_What is expected_
For the string "this", work out how many lines of the data contain it and give that number with nothing added.

_Data to process_
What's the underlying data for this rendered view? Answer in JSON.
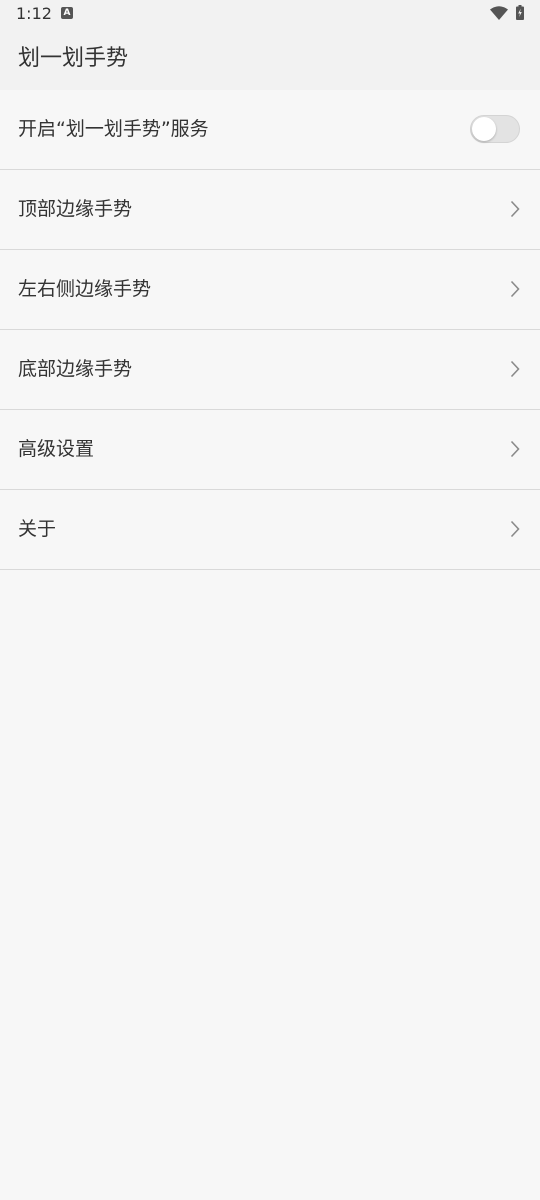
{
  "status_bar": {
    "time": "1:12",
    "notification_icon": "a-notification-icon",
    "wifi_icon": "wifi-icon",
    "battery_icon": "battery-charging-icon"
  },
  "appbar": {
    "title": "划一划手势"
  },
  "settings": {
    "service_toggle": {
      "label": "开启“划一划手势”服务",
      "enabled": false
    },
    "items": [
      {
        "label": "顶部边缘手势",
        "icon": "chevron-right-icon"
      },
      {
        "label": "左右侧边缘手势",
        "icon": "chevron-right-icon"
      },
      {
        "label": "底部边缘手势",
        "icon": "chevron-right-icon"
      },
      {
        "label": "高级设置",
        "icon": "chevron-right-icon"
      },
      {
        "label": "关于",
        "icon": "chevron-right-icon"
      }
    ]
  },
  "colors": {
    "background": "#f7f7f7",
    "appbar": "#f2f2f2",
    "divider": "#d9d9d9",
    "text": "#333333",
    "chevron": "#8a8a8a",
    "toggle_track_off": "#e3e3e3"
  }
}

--

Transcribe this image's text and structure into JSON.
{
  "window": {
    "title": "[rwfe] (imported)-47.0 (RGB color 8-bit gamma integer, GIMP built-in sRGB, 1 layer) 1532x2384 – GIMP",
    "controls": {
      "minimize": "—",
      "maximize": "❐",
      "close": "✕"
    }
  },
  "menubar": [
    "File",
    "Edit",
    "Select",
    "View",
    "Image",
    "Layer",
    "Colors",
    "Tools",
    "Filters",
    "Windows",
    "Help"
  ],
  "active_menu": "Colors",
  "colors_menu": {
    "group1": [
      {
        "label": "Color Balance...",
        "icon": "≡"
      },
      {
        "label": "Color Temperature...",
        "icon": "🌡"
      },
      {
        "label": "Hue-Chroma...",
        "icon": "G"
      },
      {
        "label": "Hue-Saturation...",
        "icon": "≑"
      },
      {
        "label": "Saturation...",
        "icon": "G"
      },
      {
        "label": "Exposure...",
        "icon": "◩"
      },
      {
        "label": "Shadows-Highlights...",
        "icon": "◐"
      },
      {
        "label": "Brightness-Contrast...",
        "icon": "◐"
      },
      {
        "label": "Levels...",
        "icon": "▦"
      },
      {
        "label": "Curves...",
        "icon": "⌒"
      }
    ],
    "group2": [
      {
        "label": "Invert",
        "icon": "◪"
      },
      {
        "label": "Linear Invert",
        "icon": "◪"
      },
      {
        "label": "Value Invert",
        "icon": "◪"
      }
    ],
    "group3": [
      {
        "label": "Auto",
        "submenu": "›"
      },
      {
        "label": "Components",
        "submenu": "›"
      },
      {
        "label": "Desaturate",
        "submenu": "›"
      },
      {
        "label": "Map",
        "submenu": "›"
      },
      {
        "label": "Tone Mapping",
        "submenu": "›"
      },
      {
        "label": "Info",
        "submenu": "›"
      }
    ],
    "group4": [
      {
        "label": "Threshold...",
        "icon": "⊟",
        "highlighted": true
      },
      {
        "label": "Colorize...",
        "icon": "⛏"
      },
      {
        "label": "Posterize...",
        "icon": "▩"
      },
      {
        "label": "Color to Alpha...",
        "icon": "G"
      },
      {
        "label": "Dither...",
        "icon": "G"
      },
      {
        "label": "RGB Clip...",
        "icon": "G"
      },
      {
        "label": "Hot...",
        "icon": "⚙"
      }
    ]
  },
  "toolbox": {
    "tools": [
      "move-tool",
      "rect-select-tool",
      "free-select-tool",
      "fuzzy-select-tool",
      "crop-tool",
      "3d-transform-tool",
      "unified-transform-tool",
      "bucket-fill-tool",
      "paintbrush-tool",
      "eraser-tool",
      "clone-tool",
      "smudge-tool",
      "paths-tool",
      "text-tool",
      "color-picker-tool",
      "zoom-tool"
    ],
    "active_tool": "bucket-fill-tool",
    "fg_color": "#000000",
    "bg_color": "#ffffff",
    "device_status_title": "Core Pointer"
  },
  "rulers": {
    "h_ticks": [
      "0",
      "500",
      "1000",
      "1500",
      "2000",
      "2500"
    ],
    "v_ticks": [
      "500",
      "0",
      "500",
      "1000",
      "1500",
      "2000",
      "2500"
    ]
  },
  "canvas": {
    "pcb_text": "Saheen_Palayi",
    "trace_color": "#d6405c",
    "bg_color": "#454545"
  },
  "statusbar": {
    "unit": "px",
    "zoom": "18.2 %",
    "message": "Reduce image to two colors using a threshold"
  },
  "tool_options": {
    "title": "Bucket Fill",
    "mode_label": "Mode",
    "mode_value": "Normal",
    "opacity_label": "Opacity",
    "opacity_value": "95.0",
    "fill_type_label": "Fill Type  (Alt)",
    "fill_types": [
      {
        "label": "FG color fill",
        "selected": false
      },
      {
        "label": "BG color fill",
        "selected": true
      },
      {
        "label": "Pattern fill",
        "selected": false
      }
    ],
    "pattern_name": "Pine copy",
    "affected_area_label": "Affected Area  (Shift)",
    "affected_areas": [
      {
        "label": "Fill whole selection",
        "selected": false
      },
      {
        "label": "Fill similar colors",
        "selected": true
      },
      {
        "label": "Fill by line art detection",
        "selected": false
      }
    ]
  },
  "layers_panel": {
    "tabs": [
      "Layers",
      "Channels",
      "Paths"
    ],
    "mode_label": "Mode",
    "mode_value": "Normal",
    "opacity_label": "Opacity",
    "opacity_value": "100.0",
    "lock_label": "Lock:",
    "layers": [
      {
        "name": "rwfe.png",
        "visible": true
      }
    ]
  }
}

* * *

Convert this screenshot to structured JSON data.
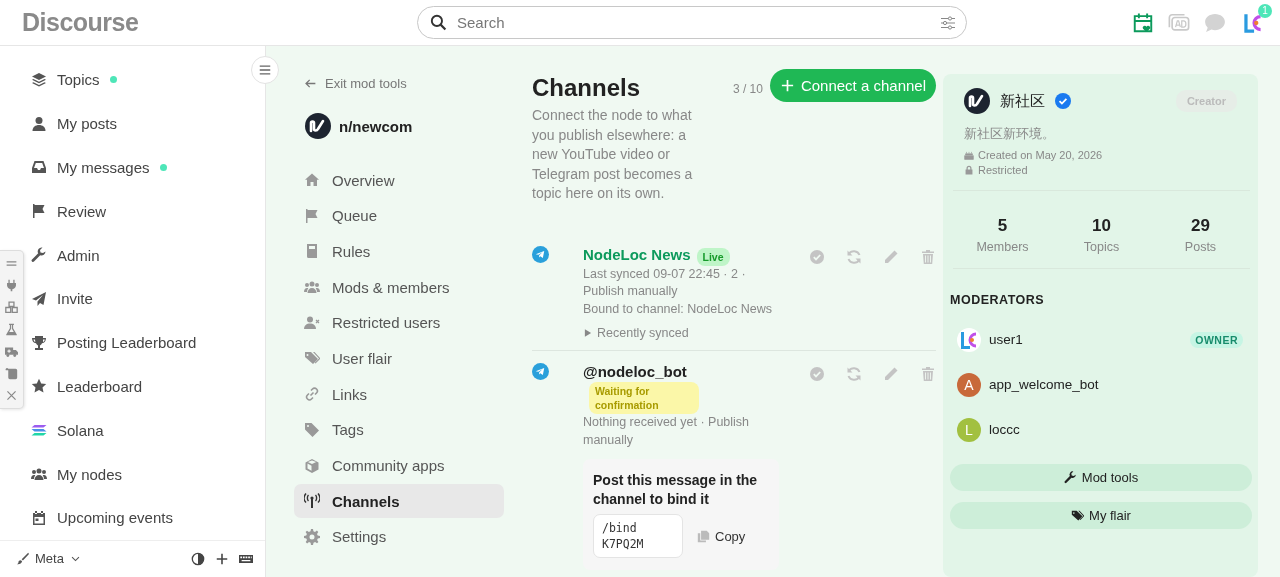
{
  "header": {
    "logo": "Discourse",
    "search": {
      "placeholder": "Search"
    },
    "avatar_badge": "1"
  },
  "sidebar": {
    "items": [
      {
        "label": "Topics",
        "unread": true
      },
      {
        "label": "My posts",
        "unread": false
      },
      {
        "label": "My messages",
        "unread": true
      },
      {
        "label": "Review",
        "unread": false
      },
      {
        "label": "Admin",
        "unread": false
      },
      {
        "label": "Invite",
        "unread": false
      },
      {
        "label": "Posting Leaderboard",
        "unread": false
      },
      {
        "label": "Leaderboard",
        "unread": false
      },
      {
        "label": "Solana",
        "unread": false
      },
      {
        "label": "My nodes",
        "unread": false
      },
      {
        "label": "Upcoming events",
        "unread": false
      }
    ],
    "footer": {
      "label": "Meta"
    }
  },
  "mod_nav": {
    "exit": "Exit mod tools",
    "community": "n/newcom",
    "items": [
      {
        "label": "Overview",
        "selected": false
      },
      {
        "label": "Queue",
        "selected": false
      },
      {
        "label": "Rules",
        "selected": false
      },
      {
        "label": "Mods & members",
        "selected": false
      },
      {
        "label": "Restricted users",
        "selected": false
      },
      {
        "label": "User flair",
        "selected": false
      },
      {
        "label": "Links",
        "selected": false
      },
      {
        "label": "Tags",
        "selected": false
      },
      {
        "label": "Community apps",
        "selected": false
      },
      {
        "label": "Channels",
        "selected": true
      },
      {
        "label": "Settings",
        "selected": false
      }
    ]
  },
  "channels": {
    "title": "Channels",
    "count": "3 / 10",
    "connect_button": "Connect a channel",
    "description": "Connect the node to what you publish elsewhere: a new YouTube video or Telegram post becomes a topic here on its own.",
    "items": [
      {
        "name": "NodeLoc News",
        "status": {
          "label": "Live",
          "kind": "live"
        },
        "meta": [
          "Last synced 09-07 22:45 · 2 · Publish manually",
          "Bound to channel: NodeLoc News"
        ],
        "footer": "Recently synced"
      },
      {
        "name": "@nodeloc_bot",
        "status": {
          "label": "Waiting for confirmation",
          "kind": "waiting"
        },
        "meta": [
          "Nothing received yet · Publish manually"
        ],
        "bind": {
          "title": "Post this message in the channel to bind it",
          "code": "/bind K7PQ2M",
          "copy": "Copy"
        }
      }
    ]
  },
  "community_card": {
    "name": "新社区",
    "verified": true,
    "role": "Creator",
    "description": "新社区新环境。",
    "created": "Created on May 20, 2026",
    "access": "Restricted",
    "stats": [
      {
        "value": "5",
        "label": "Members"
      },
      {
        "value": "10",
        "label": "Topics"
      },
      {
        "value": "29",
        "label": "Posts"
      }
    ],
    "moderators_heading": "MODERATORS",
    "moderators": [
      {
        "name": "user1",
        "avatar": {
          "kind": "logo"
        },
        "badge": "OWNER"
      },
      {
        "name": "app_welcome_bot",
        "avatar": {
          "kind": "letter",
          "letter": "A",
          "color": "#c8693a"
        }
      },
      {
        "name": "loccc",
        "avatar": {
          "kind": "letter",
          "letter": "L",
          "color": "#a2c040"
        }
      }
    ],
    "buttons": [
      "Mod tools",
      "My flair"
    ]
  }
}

_Solution_
4